- **RECORD EXCERPTS**:
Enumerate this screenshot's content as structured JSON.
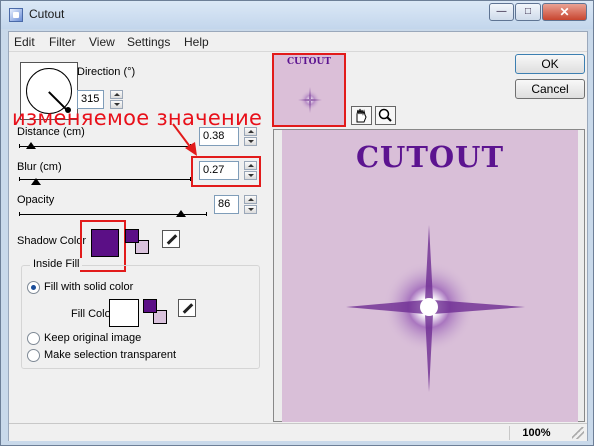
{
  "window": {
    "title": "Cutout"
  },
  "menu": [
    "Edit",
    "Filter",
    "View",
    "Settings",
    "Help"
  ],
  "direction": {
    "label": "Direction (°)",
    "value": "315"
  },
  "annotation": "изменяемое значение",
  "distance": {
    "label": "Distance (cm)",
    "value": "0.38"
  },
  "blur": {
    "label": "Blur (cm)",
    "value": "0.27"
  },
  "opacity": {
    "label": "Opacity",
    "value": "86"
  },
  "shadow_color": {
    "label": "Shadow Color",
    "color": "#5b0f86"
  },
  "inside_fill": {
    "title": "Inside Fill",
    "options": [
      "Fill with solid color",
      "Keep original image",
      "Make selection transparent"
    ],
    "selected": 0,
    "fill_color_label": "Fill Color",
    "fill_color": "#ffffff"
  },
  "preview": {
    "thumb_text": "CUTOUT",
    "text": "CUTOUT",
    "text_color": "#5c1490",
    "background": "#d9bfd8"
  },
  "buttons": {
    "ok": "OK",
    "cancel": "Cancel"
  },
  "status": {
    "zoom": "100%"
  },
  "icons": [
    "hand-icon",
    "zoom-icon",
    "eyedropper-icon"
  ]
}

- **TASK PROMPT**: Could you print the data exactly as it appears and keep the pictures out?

- **OUTPUT**:
Enumerate this screenshot's content as structured JSON.
{
  "window": {
    "title": "Cutout"
  },
  "menu": [
    "Edit",
    "Filter",
    "View",
    "Settings",
    "Help"
  ],
  "direction": {
    "label": "Direction (°)",
    "value": "315"
  },
  "annotation": "изменяемое значение",
  "distance": {
    "label": "Distance (cm)",
    "value": "0.38"
  },
  "blur": {
    "label": "Blur (cm)",
    "value": "0.27"
  },
  "opacity": {
    "label": "Opacity",
    "value": "86"
  },
  "shadow_color": {
    "label": "Shadow Color",
    "color": "#5b0f86"
  },
  "inside_fill": {
    "title": "Inside Fill",
    "options": [
      "Fill with solid color",
      "Keep original image",
      "Make selection transparent"
    ],
    "selected": 0,
    "fill_color_label": "Fill Color",
    "fill_color": "#ffffff"
  },
  "preview": {
    "thumb_text": "CUTOUT",
    "text": "CUTOUT",
    "text_color": "#5c1490",
    "background": "#d9bfd8"
  },
  "buttons": {
    "ok": "OK",
    "cancel": "Cancel"
  },
  "status": {
    "zoom": "100%"
  },
  "icons": [
    "hand-icon",
    "zoom-icon",
    "eyedropper-icon"
  ]
}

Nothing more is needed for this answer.